posted on Jul, 8 2003 @ 11:38 PM
It seems then, that there are portions of the bible which we must interpret figuratively, and there are some portions that we must take literally. I
can dig that. How are we then, to distinguish the figurative verse from the literal verse? It seems to me, that this has always depended upon what
science, exploration and cultural value shifts have had to say about the matter. When folks thought the earth was indeed flat, well, clearly the
bible backs that up with reference to four corners, pillars and edges of the earth. For anyone to say differently, that would surely be sacrilege.
Once science/exploration proved that the world was spherical however, suddenly these same verses were obviously not to be taken literally. These were
just metaphors that when translated to English really didn't mean that that authors of the bible thought that the world was flat.
If interpretation can vary so wildly, why should we trust any interpretation now? What if we are as wrong now as we were then (not about the world
being flat, but other things)? What does that say about the relevancy and accuracy of what we are believing?
The 4th commandment tells us to remember the sabbath day and keep it holy. On the 7th day we are to do no work. This commandment speaks of a day to
be observed simultaneously by all the peoples of the earth. This is clearly an astronomical impossibility with a spherical planet the size of ours.
If however, you believed the world to be flat and smaller (which they did at the time), then this commandment might make more sense. What about
doctors? Should they recognize the sabbath along with everyone else? "I'm sorry sir that you were hit by an automobile, but today is the sabbath

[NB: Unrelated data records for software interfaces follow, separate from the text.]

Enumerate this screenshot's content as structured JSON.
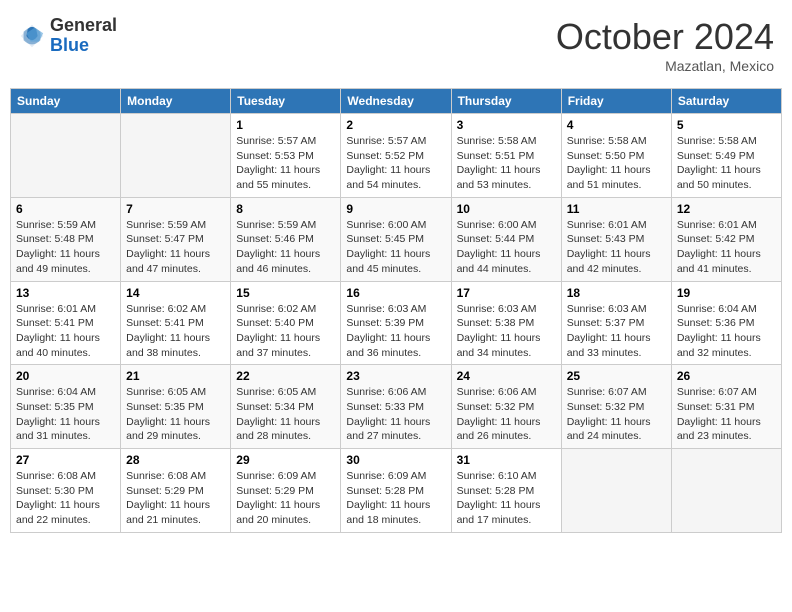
{
  "header": {
    "logo_general": "General",
    "logo_blue": "Blue",
    "month": "October 2024",
    "location": "Mazatlan, Mexico"
  },
  "columns": [
    "Sunday",
    "Monday",
    "Tuesday",
    "Wednesday",
    "Thursday",
    "Friday",
    "Saturday"
  ],
  "weeks": [
    [
      {
        "day": "",
        "info": ""
      },
      {
        "day": "",
        "info": ""
      },
      {
        "day": "1",
        "info": "Sunrise: 5:57 AM\nSunset: 5:53 PM\nDaylight: 11 hours and 55 minutes."
      },
      {
        "day": "2",
        "info": "Sunrise: 5:57 AM\nSunset: 5:52 PM\nDaylight: 11 hours and 54 minutes."
      },
      {
        "day": "3",
        "info": "Sunrise: 5:58 AM\nSunset: 5:51 PM\nDaylight: 11 hours and 53 minutes."
      },
      {
        "day": "4",
        "info": "Sunrise: 5:58 AM\nSunset: 5:50 PM\nDaylight: 11 hours and 51 minutes."
      },
      {
        "day": "5",
        "info": "Sunrise: 5:58 AM\nSunset: 5:49 PM\nDaylight: 11 hours and 50 minutes."
      }
    ],
    [
      {
        "day": "6",
        "info": "Sunrise: 5:59 AM\nSunset: 5:48 PM\nDaylight: 11 hours and 49 minutes."
      },
      {
        "day": "7",
        "info": "Sunrise: 5:59 AM\nSunset: 5:47 PM\nDaylight: 11 hours and 47 minutes."
      },
      {
        "day": "8",
        "info": "Sunrise: 5:59 AM\nSunset: 5:46 PM\nDaylight: 11 hours and 46 minutes."
      },
      {
        "day": "9",
        "info": "Sunrise: 6:00 AM\nSunset: 5:45 PM\nDaylight: 11 hours and 45 minutes."
      },
      {
        "day": "10",
        "info": "Sunrise: 6:00 AM\nSunset: 5:44 PM\nDaylight: 11 hours and 44 minutes."
      },
      {
        "day": "11",
        "info": "Sunrise: 6:01 AM\nSunset: 5:43 PM\nDaylight: 11 hours and 42 minutes."
      },
      {
        "day": "12",
        "info": "Sunrise: 6:01 AM\nSunset: 5:42 PM\nDaylight: 11 hours and 41 minutes."
      }
    ],
    [
      {
        "day": "13",
        "info": "Sunrise: 6:01 AM\nSunset: 5:41 PM\nDaylight: 11 hours and 40 minutes."
      },
      {
        "day": "14",
        "info": "Sunrise: 6:02 AM\nSunset: 5:41 PM\nDaylight: 11 hours and 38 minutes."
      },
      {
        "day": "15",
        "info": "Sunrise: 6:02 AM\nSunset: 5:40 PM\nDaylight: 11 hours and 37 minutes."
      },
      {
        "day": "16",
        "info": "Sunrise: 6:03 AM\nSunset: 5:39 PM\nDaylight: 11 hours and 36 minutes."
      },
      {
        "day": "17",
        "info": "Sunrise: 6:03 AM\nSunset: 5:38 PM\nDaylight: 11 hours and 34 minutes."
      },
      {
        "day": "18",
        "info": "Sunrise: 6:03 AM\nSunset: 5:37 PM\nDaylight: 11 hours and 33 minutes."
      },
      {
        "day": "19",
        "info": "Sunrise: 6:04 AM\nSunset: 5:36 PM\nDaylight: 11 hours and 32 minutes."
      }
    ],
    [
      {
        "day": "20",
        "info": "Sunrise: 6:04 AM\nSunset: 5:35 PM\nDaylight: 11 hours and 31 minutes."
      },
      {
        "day": "21",
        "info": "Sunrise: 6:05 AM\nSunset: 5:35 PM\nDaylight: 11 hours and 29 minutes."
      },
      {
        "day": "22",
        "info": "Sunrise: 6:05 AM\nSunset: 5:34 PM\nDaylight: 11 hours and 28 minutes."
      },
      {
        "day": "23",
        "info": "Sunrise: 6:06 AM\nSunset: 5:33 PM\nDaylight: 11 hours and 27 minutes."
      },
      {
        "day": "24",
        "info": "Sunrise: 6:06 AM\nSunset: 5:32 PM\nDaylight: 11 hours and 26 minutes."
      },
      {
        "day": "25",
        "info": "Sunrise: 6:07 AM\nSunset: 5:32 PM\nDaylight: 11 hours and 24 minutes."
      },
      {
        "day": "26",
        "info": "Sunrise: 6:07 AM\nSunset: 5:31 PM\nDaylight: 11 hours and 23 minutes."
      }
    ],
    [
      {
        "day": "27",
        "info": "Sunrise: 6:08 AM\nSunset: 5:30 PM\nDaylight: 11 hours and 22 minutes."
      },
      {
        "day": "28",
        "info": "Sunrise: 6:08 AM\nSunset: 5:29 PM\nDaylight: 11 hours and 21 minutes."
      },
      {
        "day": "29",
        "info": "Sunrise: 6:09 AM\nSunset: 5:29 PM\nDaylight: 11 hours and 20 minutes."
      },
      {
        "day": "30",
        "info": "Sunrise: 6:09 AM\nSunset: 5:28 PM\nDaylight: 11 hours and 18 minutes."
      },
      {
        "day": "31",
        "info": "Sunrise: 6:10 AM\nSunset: 5:28 PM\nDaylight: 11 hours and 17 minutes."
      },
      {
        "day": "",
        "info": ""
      },
      {
        "day": "",
        "info": ""
      }
    ]
  ]
}
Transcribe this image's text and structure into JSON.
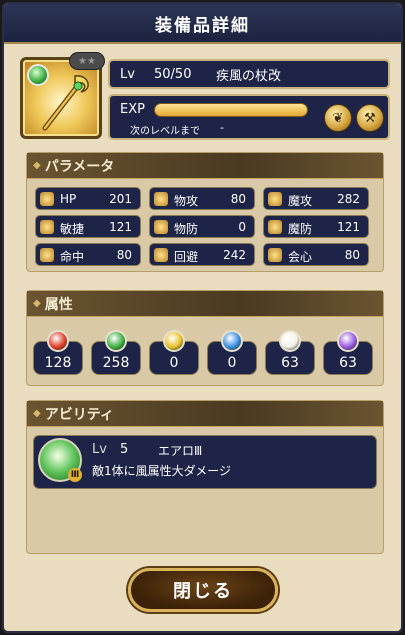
{
  "title": "装備品詳細",
  "item": {
    "icon": "wind-staff-icon",
    "element_badge": "wind-orb-icon",
    "lv_label": "Lv",
    "lv_value": "50/50",
    "name": "疾風の杖改",
    "exp_label": "EXP",
    "exp_fill": 1.0,
    "next_label": "次のレベルまで",
    "next_value": "-"
  },
  "parameters": {
    "header": "パラメータ",
    "stats": [
      {
        "label": "HP",
        "value": "201",
        "icon": "heart-icon"
      },
      {
        "label": "物攻",
        "value": "80",
        "icon": "sword-icon"
      },
      {
        "label": "魔攻",
        "value": "282",
        "icon": "magic-staff-icon"
      },
      {
        "label": "敏捷",
        "value": "121",
        "icon": "wing-icon"
      },
      {
        "label": "物防",
        "value": "0",
        "icon": "shield-icon"
      },
      {
        "label": "魔防",
        "value": "121",
        "icon": "magic-shield-icon"
      },
      {
        "label": "命中",
        "value": "80",
        "icon": "bow-icon"
      },
      {
        "label": "回避",
        "value": "242",
        "icon": "dodge-icon"
      },
      {
        "label": "会心",
        "value": "80",
        "icon": "critical-icon"
      }
    ]
  },
  "attributes": {
    "header": "属性",
    "items": [
      {
        "value": "128",
        "color": "#e0402a",
        "icon": "fire-orb-icon"
      },
      {
        "value": "258",
        "color": "#3fb043",
        "icon": "wind-orb-icon"
      },
      {
        "value": "0",
        "color": "#e7c22a",
        "icon": "thunder-orb-icon"
      },
      {
        "value": "0",
        "color": "#3a8fe0",
        "icon": "water-orb-icon"
      },
      {
        "value": "63",
        "color": "#f2f2e8",
        "icon": "light-orb-icon"
      },
      {
        "value": "63",
        "color": "#9a5ae0",
        "icon": "dark-orb-icon"
      }
    ]
  },
  "ability": {
    "header": "アビリティ",
    "lv_label": "Lv",
    "lv_value": "5",
    "name": "エアロⅢ",
    "badge": "Ⅲ",
    "description": "敵1体に風属性大ダメージ"
  },
  "close_label": "閉じる"
}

and I cannot work." Or perhaps this is just another one of those convenient metaphors we find throughout the bible? What does that say for the
other commandments? Thou shalt not kill. Is that a metaphor too?